Celebrating 15 Years of Soulforce: Remembering the First Equality Ride in 2006

The 15 for 15 campaign continues, celebrating 15 years of Soulforce activism. So far we have raised more than $8000 toward our goal of $15,000 by the end of Pride Month! Please donate here: http://soulforce.com/donate.

The first Equality Ride in 2006 took 36 young adults to 19 colleges and universities that practiced open discrimination against LGBTQ students. There have been four subsequent Rides, with the last being in 2012. This year and next, Soulforce will experiment with doing stationary and sustained activism through “Equality Ride Houses” in two locations.

But the Equality Ride, as a continuing program that trains young activists and transforms lives, continues to inform the work of Soulforce with the understanding that Justice Is a Journey!

Read some prophetic words from Angel Collie, our first trans* Rider, from 2006. And enjoy this photo documentary from the Saint Petersburg Times, with pictures by our friend, photojournalist Willie Allen.

The Ride Must Never End

by Angel Collie

“From day one, the Equality Ride has pushed me and challenged me far outside of my comfort zone into the only area we ever grow.

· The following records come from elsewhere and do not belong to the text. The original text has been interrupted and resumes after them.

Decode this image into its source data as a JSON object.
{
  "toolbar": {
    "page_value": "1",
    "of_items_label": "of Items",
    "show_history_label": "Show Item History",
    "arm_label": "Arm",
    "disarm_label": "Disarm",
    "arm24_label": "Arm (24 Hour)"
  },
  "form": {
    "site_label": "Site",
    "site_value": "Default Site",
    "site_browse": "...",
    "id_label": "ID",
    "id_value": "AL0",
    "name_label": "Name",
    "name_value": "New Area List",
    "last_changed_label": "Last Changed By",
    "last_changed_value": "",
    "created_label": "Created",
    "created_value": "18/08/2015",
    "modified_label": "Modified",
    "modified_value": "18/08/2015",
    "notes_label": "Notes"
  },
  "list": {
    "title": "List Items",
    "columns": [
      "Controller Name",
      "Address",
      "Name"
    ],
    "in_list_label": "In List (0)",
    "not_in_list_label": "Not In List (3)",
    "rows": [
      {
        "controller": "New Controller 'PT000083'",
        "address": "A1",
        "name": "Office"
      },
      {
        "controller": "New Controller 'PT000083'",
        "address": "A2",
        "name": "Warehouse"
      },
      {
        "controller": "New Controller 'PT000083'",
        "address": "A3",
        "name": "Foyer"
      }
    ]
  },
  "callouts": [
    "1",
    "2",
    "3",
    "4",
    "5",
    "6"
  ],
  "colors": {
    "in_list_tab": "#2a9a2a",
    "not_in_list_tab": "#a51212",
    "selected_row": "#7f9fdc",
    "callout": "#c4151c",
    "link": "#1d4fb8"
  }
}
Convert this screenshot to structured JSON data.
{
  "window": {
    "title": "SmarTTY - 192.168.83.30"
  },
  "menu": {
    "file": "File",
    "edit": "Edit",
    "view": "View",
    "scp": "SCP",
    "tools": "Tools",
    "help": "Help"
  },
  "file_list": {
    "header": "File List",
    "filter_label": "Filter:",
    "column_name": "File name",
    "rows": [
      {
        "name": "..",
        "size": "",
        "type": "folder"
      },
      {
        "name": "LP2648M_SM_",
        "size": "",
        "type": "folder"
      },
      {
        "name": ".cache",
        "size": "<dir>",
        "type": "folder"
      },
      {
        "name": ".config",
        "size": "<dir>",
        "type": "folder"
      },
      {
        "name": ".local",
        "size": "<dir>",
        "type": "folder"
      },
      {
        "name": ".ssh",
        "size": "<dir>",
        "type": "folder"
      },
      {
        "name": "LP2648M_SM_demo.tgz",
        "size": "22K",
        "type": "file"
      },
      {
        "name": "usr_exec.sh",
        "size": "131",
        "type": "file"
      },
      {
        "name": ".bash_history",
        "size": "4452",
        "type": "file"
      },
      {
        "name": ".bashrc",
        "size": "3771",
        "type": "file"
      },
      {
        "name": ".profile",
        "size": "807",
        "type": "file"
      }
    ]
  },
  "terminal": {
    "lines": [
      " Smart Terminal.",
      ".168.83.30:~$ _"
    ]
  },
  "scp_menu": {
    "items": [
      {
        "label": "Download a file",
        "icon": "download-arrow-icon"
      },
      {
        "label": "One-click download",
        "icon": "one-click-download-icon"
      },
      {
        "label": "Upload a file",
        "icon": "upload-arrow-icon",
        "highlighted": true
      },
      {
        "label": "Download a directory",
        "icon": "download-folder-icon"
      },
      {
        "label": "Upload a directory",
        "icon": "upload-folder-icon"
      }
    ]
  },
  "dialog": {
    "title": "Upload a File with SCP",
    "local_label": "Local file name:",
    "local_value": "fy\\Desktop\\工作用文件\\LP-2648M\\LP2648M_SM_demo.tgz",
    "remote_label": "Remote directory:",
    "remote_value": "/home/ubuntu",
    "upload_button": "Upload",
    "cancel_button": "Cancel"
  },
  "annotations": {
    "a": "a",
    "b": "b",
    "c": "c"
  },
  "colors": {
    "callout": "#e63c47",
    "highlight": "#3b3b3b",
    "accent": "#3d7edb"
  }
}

For that I am truly grateful. I spoke in my church before I left and I coined it a ‘Spiritual Social Justice Boot Camp,’ and I often find myself wishing I wasn’t so accurate, but in the next thought I wouldn’t change it for the world.

“I came on the Ride afraid to stand up and have a voice, even within my own congregation. Now I can give a speech with less than a few minutes notice. I came on this Ride not believing I could accomplish much, and so many times with God’s help, I have seen awesome events organized in just seconds. I came on this Ride expecting to be yelled at and hated and found more Christ-like love than I ever could have imagined. It all goes to show how, as humans, we all have preset expectations that are often inaccurate and lack faith.

“Thus, the single most valuable lesson I have taken from this Ride is to truly, “Let go, and let God.” It’s always something I said and tried to believe, but I saw it work time and time over. I came hoping to change the hearts and minds of others, but what really happened is a change in my own heart and mind. I found that just as Christians hold stereotypes about us, we likewise do the same. I realized, in Evangelical Christians, I saw the faces and heard the words of those who had caused me to stumble so early in my faith journey. I became cold and shut myself off because my expectation was spiritual violence, or being told it’s an oxymoron to be Gay and Christian. It is on this ride that I have learned that God called us to evangelize to all people, not just those who look, act, and think exactly as we do. …

“I have also been asked to reflect on the tangible things we have done on this Ride in knowing many seeds we plant will never be seen. I think back to the students, the administrators, the community members, and even the police forces we have come in contact with, knowing many have been changed. They are changed because of who we are and the values we hold. No longer can the stereotypes pinned on us precede us, because to know us is to love us.

“Over and over I am overtaken by the importance and significance of this Ride and the effect it has in the lives of individual students. So often, we go to schools and find a student body starving for these conversations. Students are so glad we are there because, for once, they get to hear they are ok— not sick and sinful.

“More and more, as the end nears, I understand that it must not end. There are too many places we have yet to reach and too many people who need to be told God loves them as they are. It is tiring work, but truthfully, it’s what is right. We are all called to do justice, and LGBT youth can no longer ignore our calling. … We have begun to love ourselves and unite as a sacred community, loved, blessed, and affirmed by God. No longer should people be made to feel guilt simply because of who they love. The ride may be close to wrapping up for 2006, but the message can never end.”